All of the data, word for word and free of pictures, is the expected result.

┌─ Extracted information

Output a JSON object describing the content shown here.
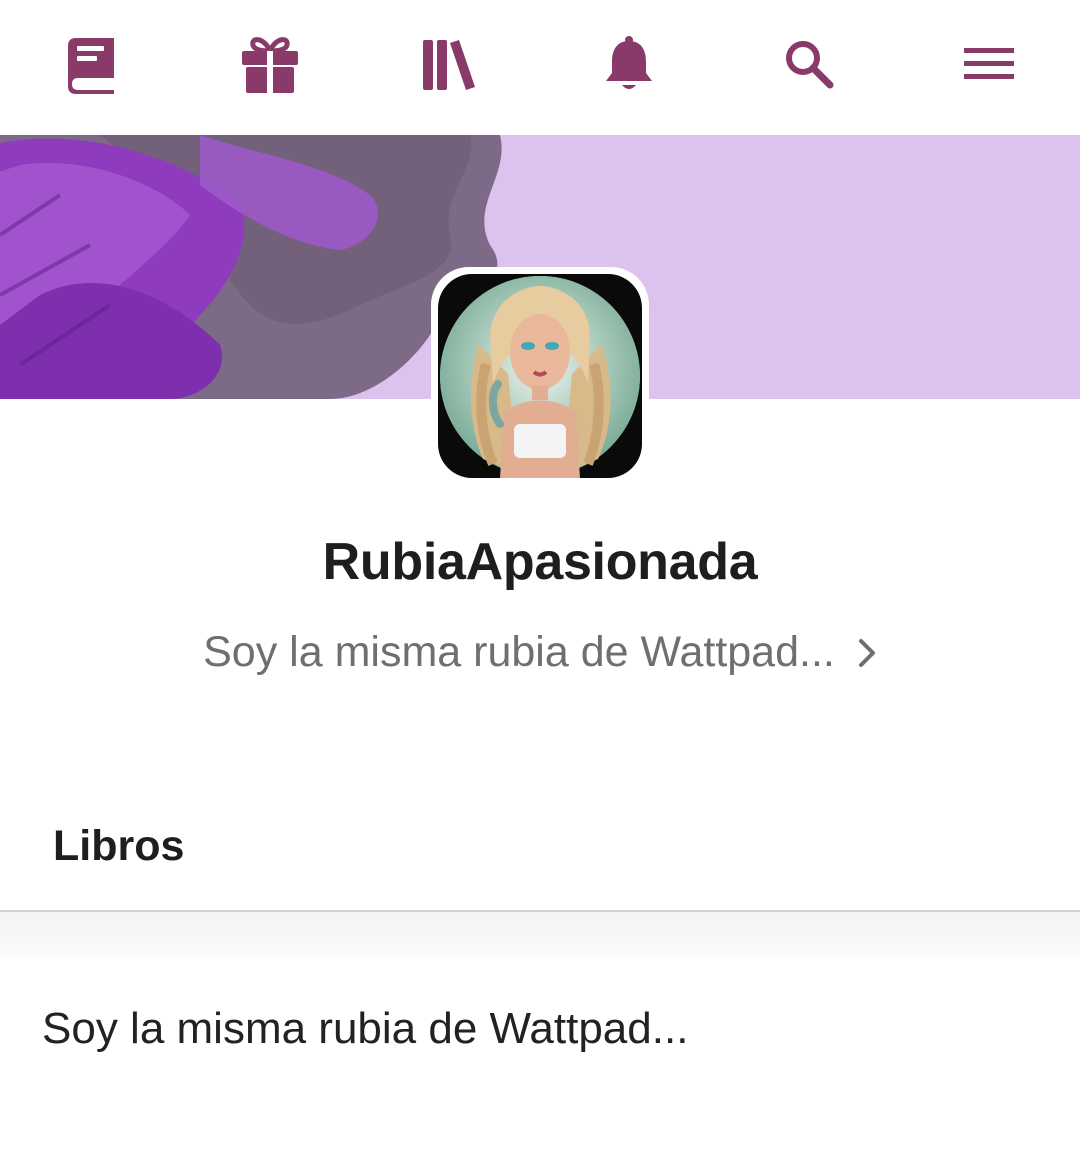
{
  "theme": {
    "accent": "#8a3a69",
    "banner_base": "#dcc2ee"
  },
  "nav": {
    "items": [
      {
        "id": "write",
        "icon": "book-write-icon"
      },
      {
        "id": "gift",
        "icon": "gift-icon"
      },
      {
        "id": "library",
        "icon": "library-icon"
      },
      {
        "id": "notifications",
        "icon": "bell-icon"
      },
      {
        "id": "search",
        "icon": "search-icon"
      },
      {
        "id": "menu",
        "icon": "hamburger-menu-icon"
      }
    ]
  },
  "profile": {
    "username": "RubiaApasionada",
    "tagline": "Soy la misma rubia de Wattpad..."
  },
  "tabs": {
    "libros": "Libros"
  },
  "about": {
    "text": "Soy la misma rubia de Wattpad..."
  }
}
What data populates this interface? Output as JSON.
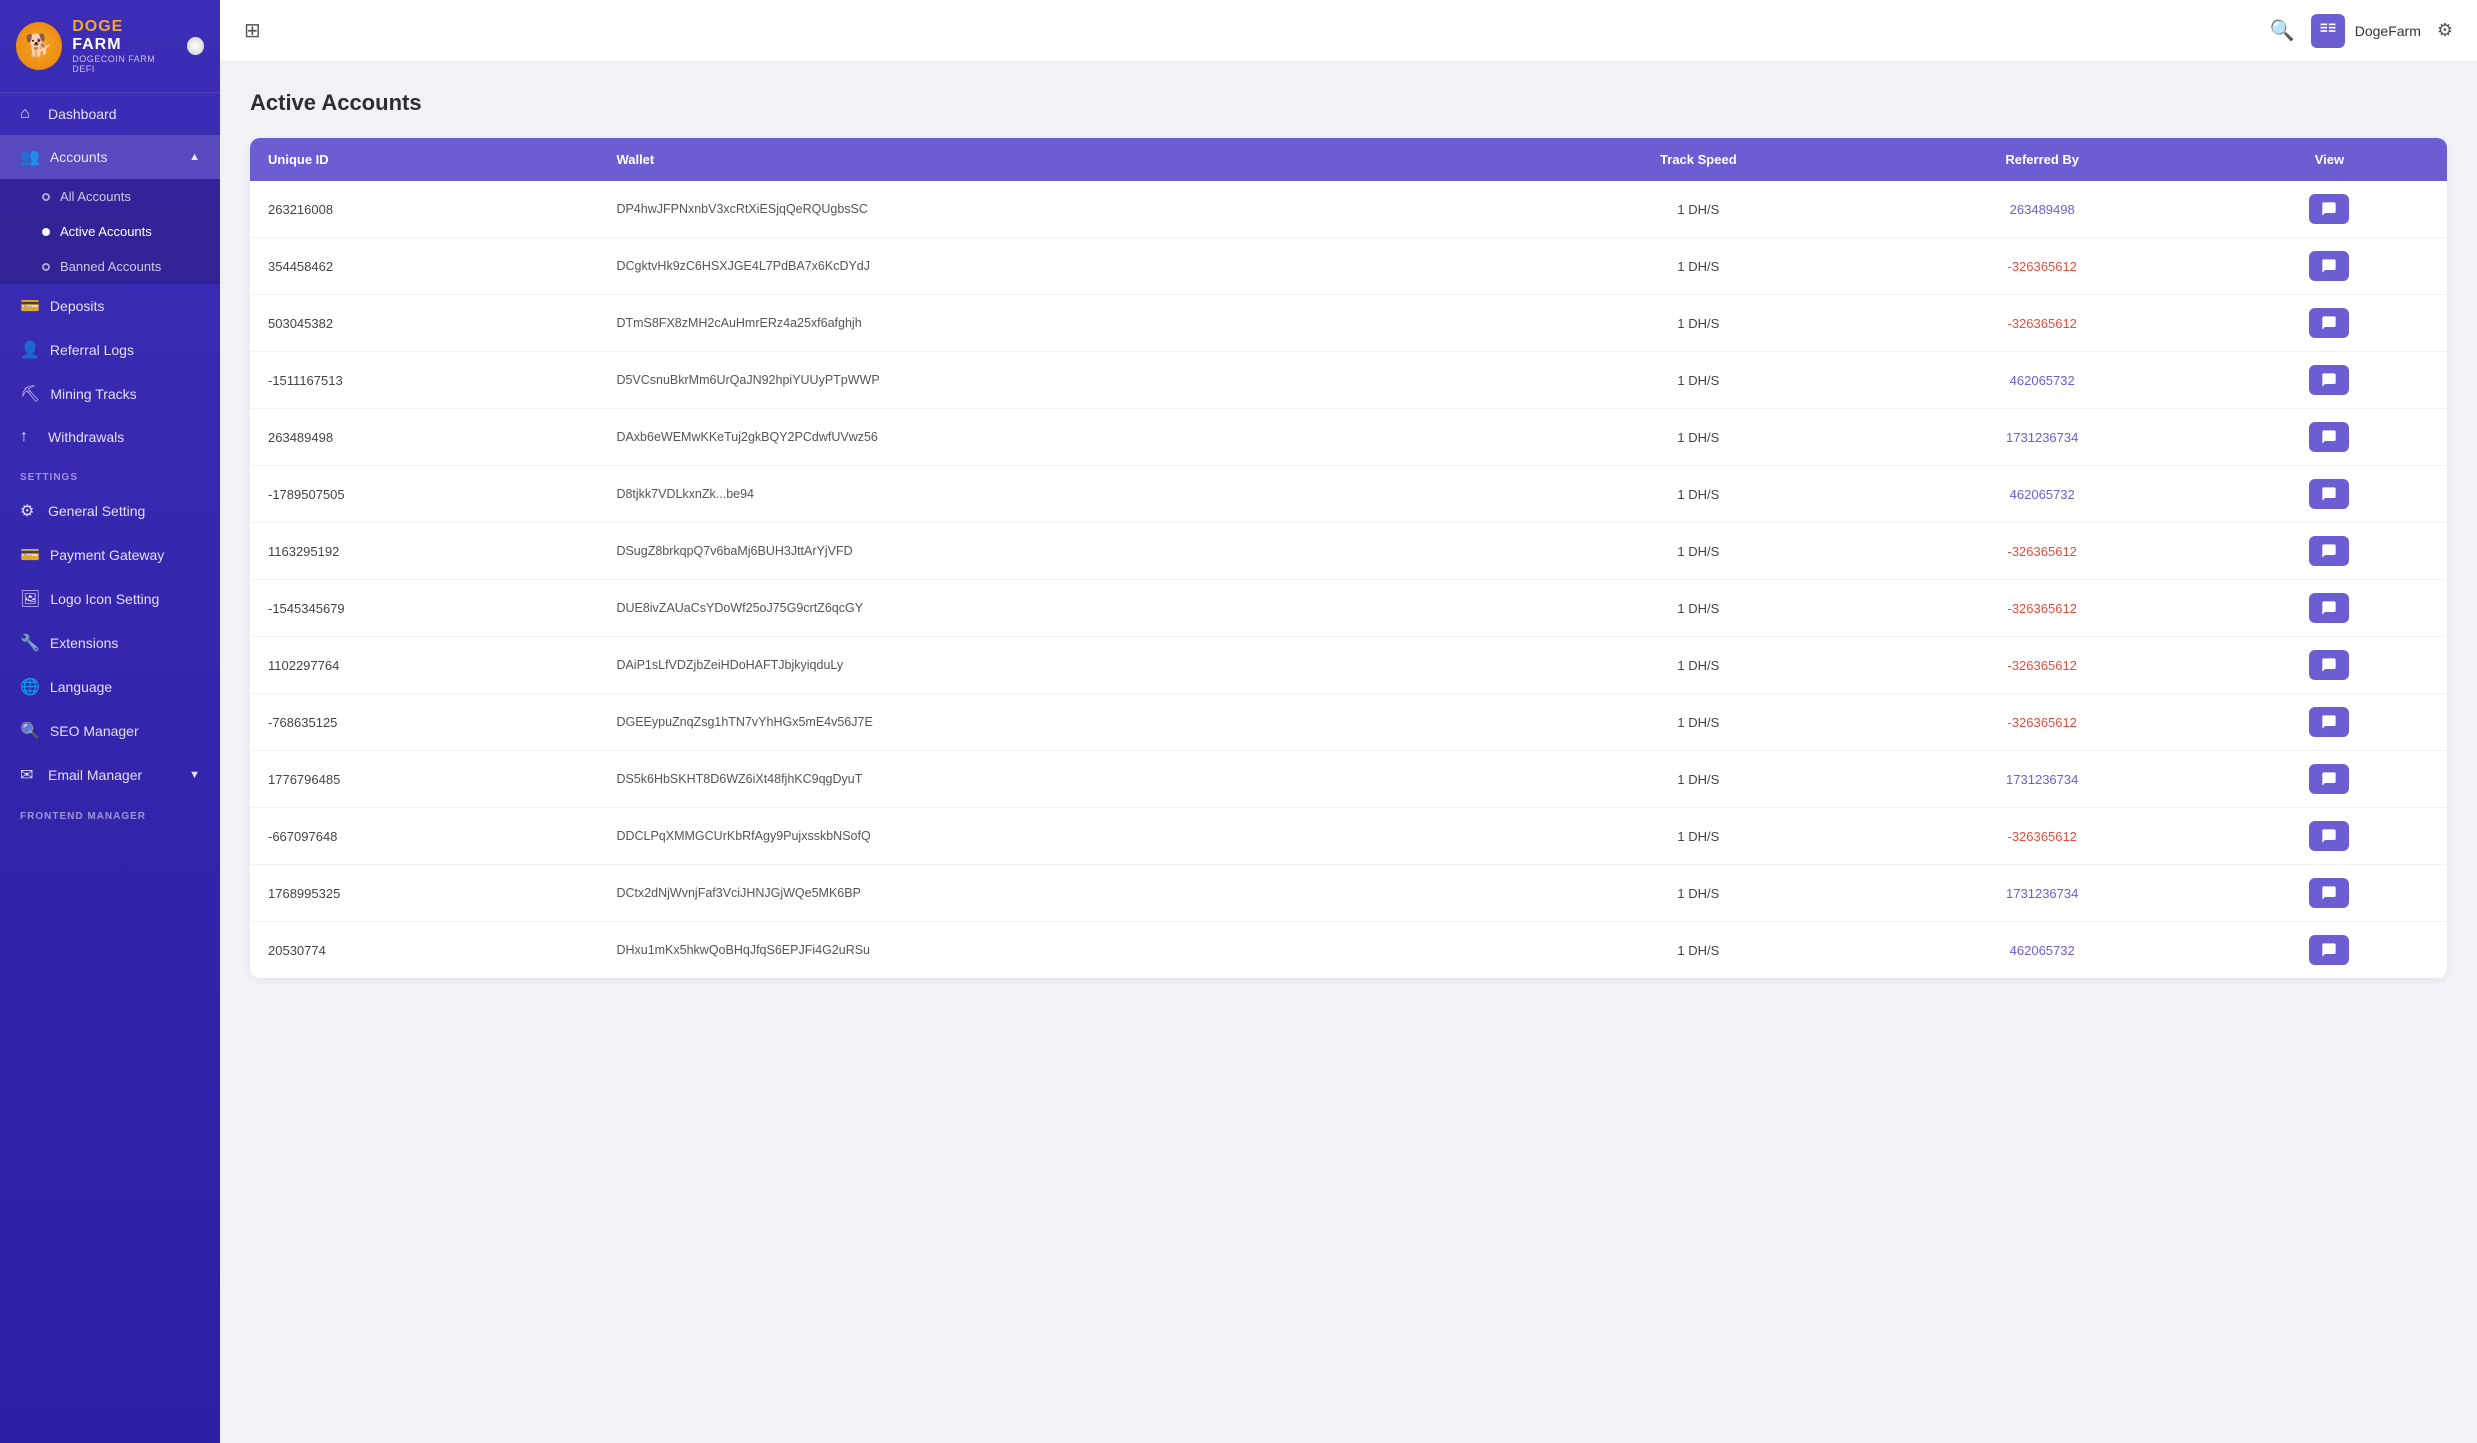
{
  "app": {
    "logo_emoji": "🐕",
    "title_doge": "DOGE",
    "title_farm": " FARM",
    "subtitle": "DOGECOIN FARM DEFI"
  },
  "sidebar": {
    "nav": [
      {
        "id": "dashboard",
        "label": "Dashboard",
        "icon": "⌂",
        "active": false
      },
      {
        "id": "accounts",
        "label": "Accounts",
        "icon": "👥",
        "active": true,
        "expanded": true
      },
      {
        "id": "all-accounts",
        "label": "All Accounts",
        "sub": true,
        "active": false
      },
      {
        "id": "active-accounts",
        "label": "Active Accounts",
        "sub": true,
        "active": true
      },
      {
        "id": "banned-accounts",
        "label": "Banned Accounts",
        "sub": true,
        "active": false
      },
      {
        "id": "deposits",
        "label": "Deposits",
        "icon": "💳",
        "active": false
      },
      {
        "id": "referral-logs",
        "label": "Referral Logs",
        "icon": "👤",
        "active": false
      },
      {
        "id": "mining-tracks",
        "label": "Mining Tracks",
        "icon": "⛏",
        "active": false
      },
      {
        "id": "withdrawals",
        "label": "Withdrawals",
        "icon": "↑",
        "active": false
      }
    ],
    "settings_label": "SETTINGS",
    "settings_nav": [
      {
        "id": "general-setting",
        "label": "General Setting",
        "icon": "⚙"
      },
      {
        "id": "payment-gateway",
        "label": "Payment Gateway",
        "icon": "💳"
      },
      {
        "id": "logo-icon-setting",
        "label": "Logo Icon Setting",
        "icon": "🖼"
      },
      {
        "id": "extensions",
        "label": "Extensions",
        "icon": "🔧"
      },
      {
        "id": "language",
        "label": "Language",
        "icon": "🌐"
      },
      {
        "id": "seo-manager",
        "label": "SEO Manager",
        "icon": "🔍"
      },
      {
        "id": "email-manager",
        "label": "Email Manager",
        "icon": "✉",
        "chevron": true
      }
    ],
    "frontend_label": "FRONTEND MANAGER"
  },
  "topbar": {
    "expand_icon": "⊞",
    "search_icon": "🔍",
    "user_name": "DogeFarm",
    "settings_icon": "⚙"
  },
  "page": {
    "title": "Active Accounts"
  },
  "table": {
    "headers": [
      "Unique ID",
      "Wallet",
      "Track Speed",
      "Referred By",
      "View"
    ],
    "rows": [
      {
        "id": "263216008",
        "wallet": "DP4hwJFPNxnbV3xcRtXiESjqQeRQUgbsSC",
        "speed": "1 DH/S",
        "referred": "263489498",
        "referred_color": "blue"
      },
      {
        "id": "354458462",
        "wallet": "DCgktvHk9zC6HSXJGE4L7PdBA7x6KcDYdJ",
        "speed": "1 DH/S",
        "referred": "-326365612",
        "referred_color": "red"
      },
      {
        "id": "503045382",
        "wallet": "DTmS8FX8zMH2cAuHmrERz4a25xf6afghjh",
        "speed": "1 DH/S",
        "referred": "-326365612",
        "referred_color": "red"
      },
      {
        "id": "-1511167513",
        "wallet": "D5VCsnuBkrMm6UrQaJN92hpiYUUyPTpWWP",
        "speed": "1 DH/S",
        "referred": "462065732",
        "referred_color": "blue"
      },
      {
        "id": "263489498",
        "wallet": "DAxb6eWEMwKKeTuj2gkBQY2PCdwfUVwz56",
        "speed": "1 DH/S",
        "referred": "1731236734",
        "referred_color": "blue"
      },
      {
        "id": "-1789507505",
        "wallet": "D8tjkk7VDLkxnZk...be94",
        "speed": "1 DH/S",
        "referred": "462065732",
        "referred_color": "blue"
      },
      {
        "id": "1163295192",
        "wallet": "DSugZ8brkqpQ7v6baMj6BUH3JttArYjVFD",
        "speed": "1 DH/S",
        "referred": "-326365612",
        "referred_color": "red"
      },
      {
        "id": "-1545345679",
        "wallet": "DUE8ivZAUaCsYDoWf25oJ75G9crtZ6qcGY",
        "speed": "1 DH/S",
        "referred": "-326365612",
        "referred_color": "red"
      },
      {
        "id": "1102297764",
        "wallet": "DAiP1sLfVDZjbZeiHDoHAFTJbjkyiqduLy",
        "speed": "1 DH/S",
        "referred": "-326365612",
        "referred_color": "red"
      },
      {
        "id": "-768635125",
        "wallet": "DGEEypuZnqZsg1hTN7vYhHGx5mE4v56J7E",
        "speed": "1 DH/S",
        "referred": "-326365612",
        "referred_color": "red"
      },
      {
        "id": "1776796485",
        "wallet": "DS5k6HbSKHT8D6WZ6iXt48fjhKC9qgDyuT",
        "speed": "1 DH/S",
        "referred": "1731236734",
        "referred_color": "blue"
      },
      {
        "id": "-667097648",
        "wallet": "DDCLPqXMMGCUrKbRfAgy9PujxsskbNSofQ",
        "speed": "1 DH/S",
        "referred": "-326365612",
        "referred_color": "red"
      },
      {
        "id": "1768995325",
        "wallet": "DCtx2dNjWvnjFaf3VciJHNJGjWQe5MK6BP",
        "speed": "1 DH/S",
        "referred": "1731236734",
        "referred_color": "blue"
      },
      {
        "id": "20530774",
        "wallet": "DHxu1mKx5hkwQoBHqJfqS6EPJFi4G2uRSu",
        "speed": "1 DH/S",
        "referred": "462065732",
        "referred_color": "blue"
      }
    ]
  }
}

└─

- _Exercise output_
Output a JSON object describing the content shown here.
{
  "theme": {
    "accent": "#8a3a69",
    "banner_base": "#dcc2ee"
  },
  "nav": {
    "items": [
      {
        "id": "write",
        "icon": "book-write-icon"
      },
      {
        "id": "gift",
        "icon": "gift-icon"
      },
      {
        "id": "library",
        "icon": "library-icon"
      },
      {
        "id": "notifications",
        "icon": "bell-icon"
      },
      {
        "id": "search",
        "icon": "search-icon"
      },
      {
        "id": "menu",
        "icon": "hamburger-menu-icon"
      }
    ]
  },
  "profile": {
    "username": "RubiaApasionada",
    "tagline": "Soy la misma rubia de Wattpad..."
  },
  "tabs": {
    "libros": "Libros"
  },
  "about": {
    "text": "Soy la misma rubia de Wattpad..."
  }
}
What data populates this interface? Output as JSON.
{
  "app": {
    "logo_emoji": "🐕",
    "title_doge": "DOGE",
    "title_farm": " FARM",
    "subtitle": "DOGECOIN FARM DEFI"
  },
  "sidebar": {
    "nav": [
      {
        "id": "dashboard",
        "label": "Dashboard",
        "icon": "⌂",
        "active": false
      },
      {
        "id": "accounts",
        "label": "Accounts",
        "icon": "👥",
        "active": true,
        "expanded": true
      },
      {
        "id": "all-accounts",
        "label": "All Accounts",
        "sub": true,
        "active": false
      },
      {
        "id": "active-accounts",
        "label": "Active Accounts",
        "sub": true,
        "active": true
      },
      {
        "id": "banned-accounts",
        "label": "Banned Accounts",
        "sub": true,
        "active": false
      },
      {
        "id": "deposits",
        "label": "Deposits",
        "icon": "💳",
        "active": false
      },
      {
        "id": "referral-logs",
        "label": "Referral Logs",
        "icon": "👤",
        "active": false
      },
      {
        "id": "mining-tracks",
        "label": "Mining Tracks",
        "icon": "⛏",
        "active": false
      },
      {
        "id": "withdrawals",
        "label": "Withdrawals",
        "icon": "↑",
        "active": false
      }
    ],
    "settings_label": "SETTINGS",
    "settings_nav": [
      {
        "id": "general-setting",
        "label": "General Setting",
        "icon": "⚙"
      },
      {
        "id": "payment-gateway",
        "label": "Payment Gateway",
        "icon": "💳"
      },
      {
        "id": "logo-icon-setting",
        "label": "Logo Icon Setting",
        "icon": "🖼"
      },
      {
        "id": "extensions",
        "label": "Extensions",
        "icon": "🔧"
      },
      {
        "id": "language",
        "label": "Language",
        "icon": "🌐"
      },
      {
        "id": "seo-manager",
        "label": "SEO Manager",
        "icon": "🔍"
      },
      {
        "id": "email-manager",
        "label": "Email Manager",
        "icon": "✉",
        "chevron": true
      }
    ],
    "frontend_label": "FRONTEND MANAGER"
  },
  "topbar": {
    "expand_icon": "⊞",
    "search_icon": "🔍",
    "user_name": "DogeFarm",
    "settings_icon": "⚙"
  },
  "page": {
    "title": "Active Accounts"
  },
  "table": {
    "headers": [
      "Unique ID",
      "Wallet",
      "Track Speed",
      "Referred By",
      "View"
    ],
    "rows": [
      {
        "id": "263216008",
        "wallet": "DP4hwJFPNxnbV3xcRtXiESjqQeRQUgbsSC",
        "speed": "1 DH/S",
        "referred": "263489498",
        "referred_color": "blue"
      },
      {
        "id": "354458462",
        "wallet": "DCgktvHk9zC6HSXJGE4L7PdBA7x6KcDYdJ",
        "speed": "1 DH/S",
        "referred": "-326365612",
        "referred_color": "red"
      },
      {
        "id": "503045382",
        "wallet": "DTmS8FX8zMH2cAuHmrERz4a25xf6afghjh",
        "speed": "1 DH/S",
        "referred": "-326365612",
        "referred_color": "red"
      },
      {
        "id": "-1511167513",
        "wallet": "D5VCsnuBkrMm6UrQaJN92hpiYUUyPTpWWP",
        "speed": "1 DH/S",
        "referred": "462065732",
        "referred_color": "blue"
      },
      {
        "id": "263489498",
        "wallet": "DAxb6eWEMwKKeTuj2gkBQY2PCdwfUVwz56",
        "speed": "1 DH/S",
        "referred": "1731236734",
        "referred_color": "blue"
      },
      {
        "id": "-1789507505",
        "wallet": "D8tjkk7VDLkxnZk...be94",
        "speed": "1 DH/S",
        "referred": "462065732",
        "referred_color": "blue"
      },
      {
        "id": "1163295192",
        "wallet": "DSugZ8brkqpQ7v6baMj6BUH3JttArYjVFD",
        "speed": "1 DH/S",
        "referred": "-326365612",
        "referred_color": "red"
      },
      {
        "id": "-1545345679",
        "wallet": "DUE8ivZAUaCsYDoWf25oJ75G9crtZ6qcGY",
        "speed": "1 DH/S",
        "referred": "-326365612",
        "referred_color": "red"
      },
      {
        "id": "1102297764",
        "wallet": "DAiP1sLfVDZjbZeiHDoHAFTJbjkyiqduLy",
        "speed": "1 DH/S",
        "referred": "-326365612",
        "referred_color": "red"
      },
      {
        "id": "-768635125",
        "wallet": "DGEEypuZnqZsg1hTN7vYhHGx5mE4v56J7E",
        "speed": "1 DH/S",
        "referred": "-326365612",
        "referred_color": "red"
      },
      {
        "id": "1776796485",
        "wallet": "DS5k6HbSKHT8D6WZ6iXt48fjhKC9qgDyuT",
        "speed": "1 DH/S",
        "referred": "1731236734",
        "referred_color": "blue"
      },
      {
        "id": "-667097648",
        "wallet": "DDCLPqXMMGCUrKbRfAgy9PujxsskbNSofQ",
        "speed": "1 DH/S",
        "referred": "-326365612",
        "referred_color": "red"
      },
      {
        "id": "1768995325",
        "wallet": "DCtx2dNjWvnjFaf3VciJHNJGjWQe5MK6BP",
        "speed": "1 DH/S",
        "referred": "1731236734",
        "referred_color": "blue"
      },
      {
        "id": "20530774",
        "wallet": "DHxu1mKx5hkwQoBHqJfqS6EPJFi4G2uRSu",
        "speed": "1 DH/S",
        "referred": "462065732",
        "referred_color": "blue"
      }
    ]
  }
}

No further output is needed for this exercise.